Kyle Rawlins

Associate Professor, Cognitive Science Department


Mathematical properties of natural language.

I am interested in mathematical characterizations of properties of natural languages. For instance, it is an open question whether English is in the class of context-free languages, though it is generally believed that some natural languages (e.g. Zurich Swiss German) are not context free. Geoff Pullum and I have a recent paper in Linguistics and Philosophy discussing a potential argument for non-context-freeness from the “X or no X” construction, an apparent case of syntactic reduplication. If there were a syntactic identity constraint on the two Xs, this would ensure that (the syntax of) English is not context free. However, we show that the relevant constraint is semantic, not syntactic.

The semantics of definite descriptions and possessives

A long-standing interest is definite descriptions, especially “of”-possessives (the side of the cube, the sister of a famous linguist). This construction is unusual on both familiarity and uniqueness theories of definite descriptions — it seems to be exceptional on standard formulations of either. It can, in some cases, appear in existential constructions and antecede donkey pronouns. I have a paper in the WCCFL 25 proceedings, and several manuscripts.

Iroquoian Languages

I have a continuing interest in the structure of Iroquoian languages, especially Mohawk; my work in this area has centered on the prosody of Lake Iroquoian languages. My qualifying paper explores the stress/epenthesis interaction in Mohawk, which is notoriously complex. The classical derivational analysis (due to Postal and Michelson) involves a significant amount of opacity, and this has been extremely challenging to deal with in constraint-based frameworks. Previous constraint-based analyses have tended to rely on highly non-standard assumptions: empty nuclei, discontinuous feet, and free moras. I show that the complicated set of data can follow straightforwardly if Mohawk is actually a moraic trochaic system, with feet alternating between a single heavy syllable and a light-light trochee.
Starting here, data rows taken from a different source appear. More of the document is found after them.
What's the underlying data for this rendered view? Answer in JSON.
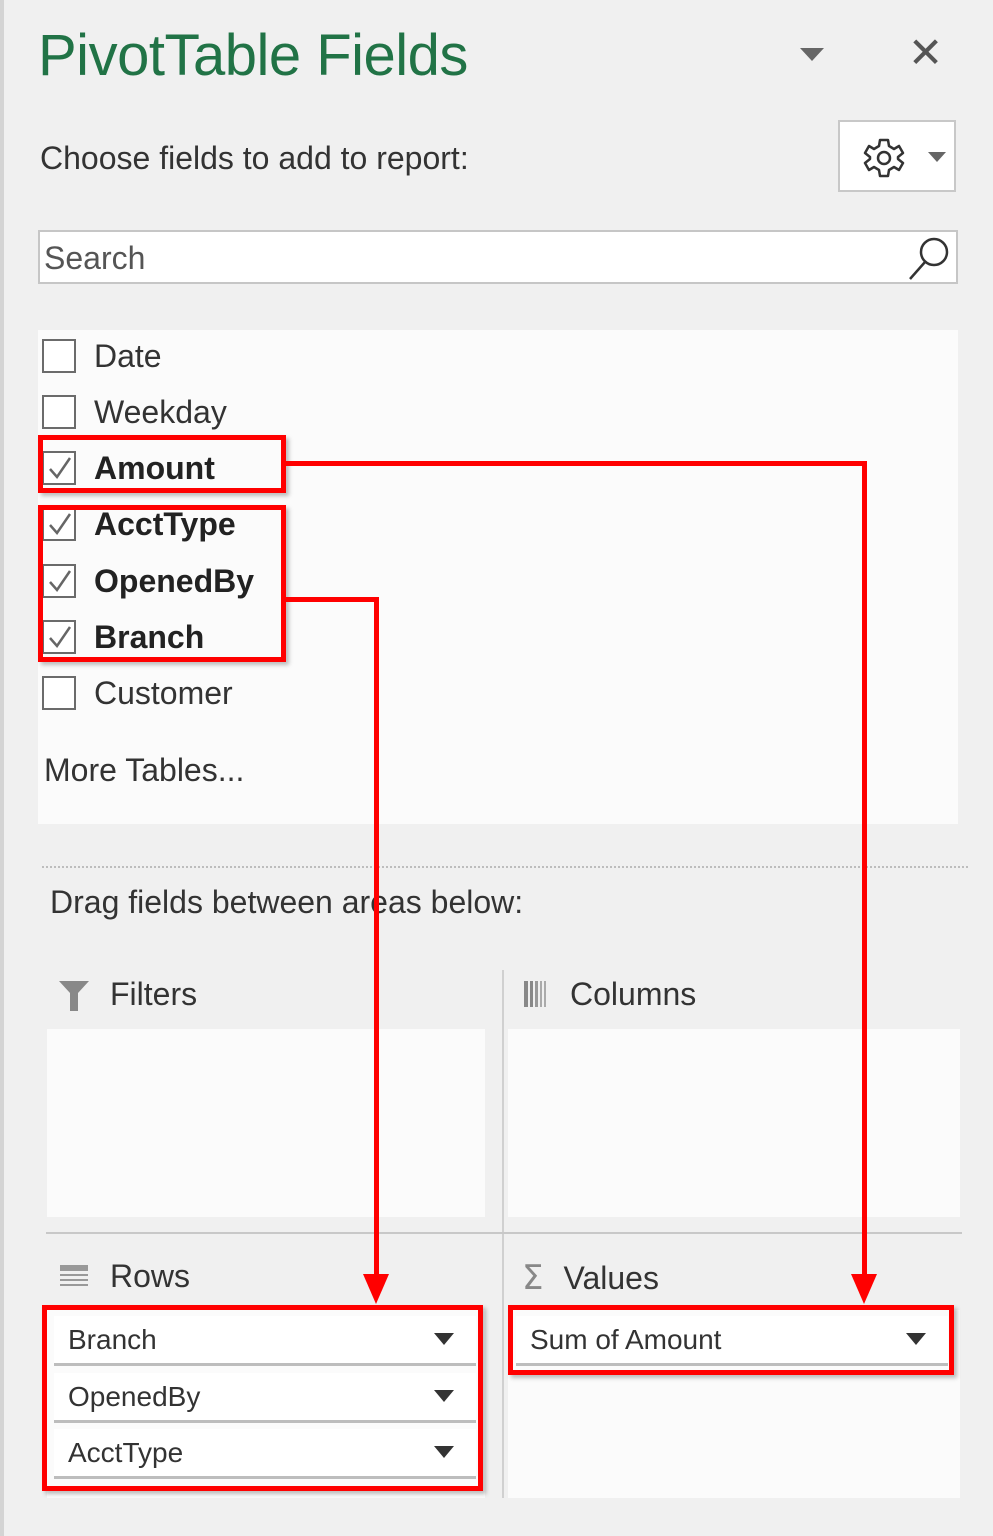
{
  "panel": {
    "title": "PivotTable Fields",
    "choose_label": "Choose fields to add to report:",
    "search_placeholder": "Search",
    "more_tables": "More Tables...",
    "drag_label": "Drag fields between areas below:"
  },
  "fields": [
    {
      "label": "Date",
      "checked": false
    },
    {
      "label": "Weekday",
      "checked": false
    },
    {
      "label": "Amount",
      "checked": true
    },
    {
      "label": "AcctType",
      "checked": true
    },
    {
      "label": "OpenedBy",
      "checked": true
    },
    {
      "label": "Branch",
      "checked": true
    },
    {
      "label": "Customer",
      "checked": false
    }
  ],
  "areas": {
    "filters": {
      "label": "Filters",
      "icon": "filter-icon",
      "items": []
    },
    "columns": {
      "label": "Columns",
      "icon": "columns-icon",
      "items": []
    },
    "rows": {
      "label": "Rows",
      "icon": "rows-icon",
      "items": [
        "Branch",
        "OpenedBy",
        "AcctType"
      ]
    },
    "values": {
      "label": "Values",
      "icon": "sigma-icon",
      "items": [
        "Sum of Amount"
      ]
    }
  },
  "annotations": {
    "color": "#ff0000"
  },
  "colors": {
    "title": "#217346"
  }
}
While I have done little semantic work on Mohawk, this is part of my longer-term research plans.